In their ongoing quest to determine why other people believe in stuff that cannot be demonstrated by logic or cutting open a mouse’s brain, scientists have identified a gene that predisposes people toward religious belief. They’ve also identified a classic problem of deductive reasoning. Citing the World Values Survey, Cambridge economist Robert Rowthorn noted that “adults who attended religious services more than once a week had 2.5 children on average; while those who went once a month had two; and those who never attended had 1.67.” From these statistics, he concluded that “the more devout people are, the more children they are likely to have.” Kombat! Kids: can you spot the flaw in Professor Rowthorn’s reasoning? Probably not, because there are only 1.67 of you for both Combat! readers.
But if you said, “he is a British person who has devoted his life to the study of economics, thus making himself even more of a pussy,” you’re half right. The other problem is that correlation does not equal causation. Sure, people who have more children are more likely to regularly attend religious services, but that might only mean that having kids makes you feel like you should go to church. Anecdotal evidence seems to suggest that explanation, based on our parents, who stopped thinking it was critically important to attend services every Sunday on roughly the same day we went away to college.* Yet even a brief conversation with the Mormon guy at your high school reunion suggests that religious people almost certainly have more kids.
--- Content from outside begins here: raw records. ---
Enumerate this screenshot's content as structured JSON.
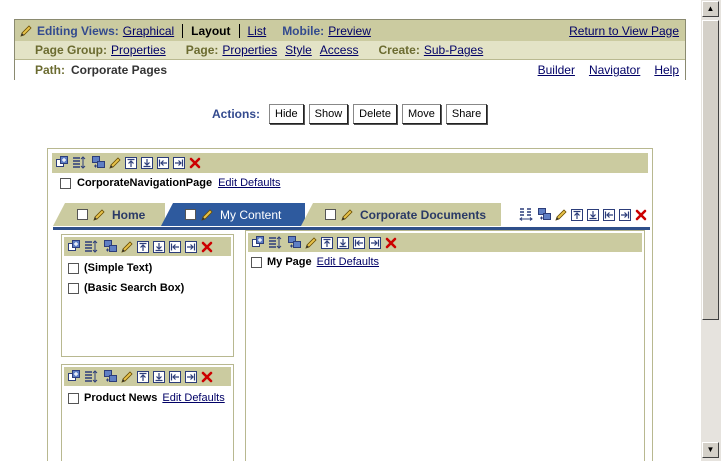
{
  "header": {
    "editing_views_label": "Editing Views:",
    "graphical": "Graphical",
    "layout": "Layout",
    "list": "List",
    "mobile_label": "Mobile:",
    "preview": "Preview",
    "return_link": "Return to View Page",
    "page_group_label": "Page Group:",
    "page_group_properties": "Properties",
    "page_label": "Page:",
    "page_properties": "Properties",
    "style": "Style",
    "access": "Access",
    "create_label": "Create:",
    "sub_pages": "Sub-Pages",
    "path_label": "Path:",
    "path_value": "Corporate Pages",
    "builder": "Builder",
    "navigator": "Navigator",
    "help": "Help"
  },
  "actions": {
    "label": "Actions:",
    "buttons": [
      "Hide",
      "Show",
      "Delete",
      "Move",
      "Share"
    ]
  },
  "top_region": {
    "portlet_name": "CorporateNavigationPage",
    "edit_defaults": "Edit Defaults"
  },
  "tabs": [
    {
      "label": "Home",
      "active": false
    },
    {
      "label": "My Content",
      "active": true
    },
    {
      "label": "Corporate Documents",
      "active": false
    }
  ],
  "left_region_top": {
    "items": [
      "(Simple Text)",
      "(Basic Search Box)"
    ]
  },
  "left_region_bottom": {
    "portlet_name": "Product News",
    "edit_defaults": "Edit Defaults"
  },
  "right_region": {
    "portlet_name": "My Page",
    "edit_defaults": "Edit Defaults"
  },
  "colors": {
    "tab_active": "#2e5a9e",
    "tab_inactive": "#cbcba0",
    "toolbar": "#cbcba0",
    "label_olive": "#6b6b30",
    "label_blue": "#334a8e"
  }
}
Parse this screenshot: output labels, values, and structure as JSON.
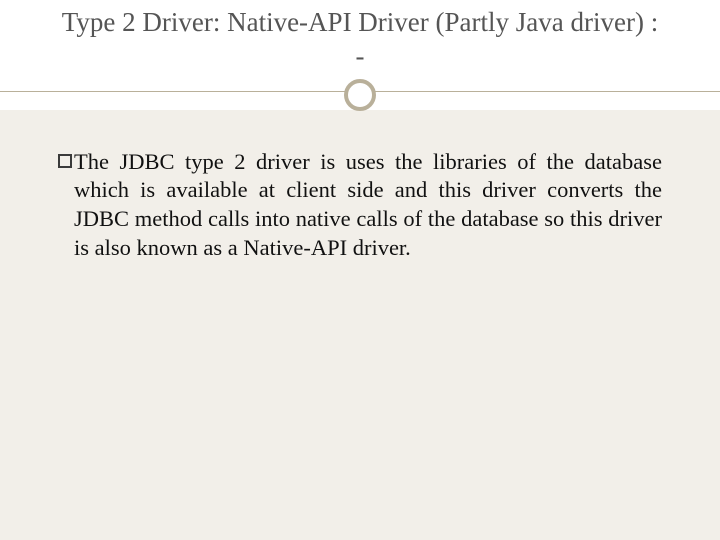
{
  "slide": {
    "title": "Type 2 Driver: Native-API Driver (Partly Java driver) : -",
    "bullets": [
      {
        "text": "The JDBC type 2 driver is uses the libraries of the database which is available at client side and this driver converts the JDBC method calls into native calls of the database  so this driver is also known as a Native-API driver."
      }
    ]
  }
}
Consider the Amish.
Back in 1991, there were 123,000 Amish people in the United States. A mere generation later, in 2010, there were 249,000. The Telegraph notes that if present trends continue, there will be a startling 44 million Amish in America by 2150. Presumably, they will be made to fight for the entertainment of the Chinese, and their numbers will dwindle. Still, the connection between childrearing and religiosity seems inescapable, regardless of which causes the other. Show me a 25 year-old with three kids, and I will show you whom to follow to the Presbyterium.
For those of us who regard religion as a little creepy, or at least not the basis of government and society, this trend is disturbing. It is compounded by the knowledge that evangelicals, Mormons and Muslims tend to have more children than members of Easter-and-Christmas mainline protestant faiths. It’s probably hypocritical—if not bigoted—to distinguish between chill and not-chill sects in this way, but the fact remains that certain religions encourage a more totalizing worldview than others. When it comes to trying to ban abortion, stop dudes from making out with each other or force women to wear specific things on their heads, the aggressively political ones are also the ones having more kids.
The problem this poses for liberal democracies has been well articulated. Back in the day (6000 BC–Abraham Lincoln,) the growth of totalizing religions was tamped down by murderous intolerance. If a given religion deviated too much from mainstream beliefs or assumed too large a role in the lives of its adherents, their numbers were reduced with rocks and/or swords.* Modern liberal democracies don’t do that, which is a very good thing overall. It presents a problem, however, in dealing with philosophical systems whose beliefs are antithetical to tolerance and individualism.
Were the Thulsa Doom cult to arise today, we would not hire a barbarian to murder them. We would be upset, and we would probably write a lot of articles in Slate about how their belief system was weird and contradictory, but that would be it. Eventually, once they stopped feeding all their hot girls to snakes, we would have to contend with a bunch of kids in high school biology classes raising their hands and saying, “Actually, the Earth was created over 66 consecutive days of darkness by a boa constrictor with two heads.” Probably, those kids would not put off having children to focus on their careers.
The problem is that tolerance is an extremely useful tool for improving the lives of individuals within a single belief system, but ineffective when that system comes in conflict with another. Witness the intra-social success of such hardcore thou-shalt-not-kill groups as Quakers and Zoroastrians compared to their complete inefficacy in war. By the same token, science and resource management and family planning are excellent methods for increasing the happiness of individuals in this world, but counterproductive if you consider the object of the game to produce as many new souls as possible before you die and go to heaven.
Basically, if liberal democracy is going to win the numbers game, we’re gonna have to do it with converts. Fortunately, our operation appeals to new hires for the same reason we don’t promote as much in-house: individual happiness. Of course, we individuals will become substantially less happy if we suddenly find ourselves in an America ruled by Mormon elders. Whether we can convince people that liberal democracy is better faster than the other side can turn out babies may be the stiffest test of our system yet.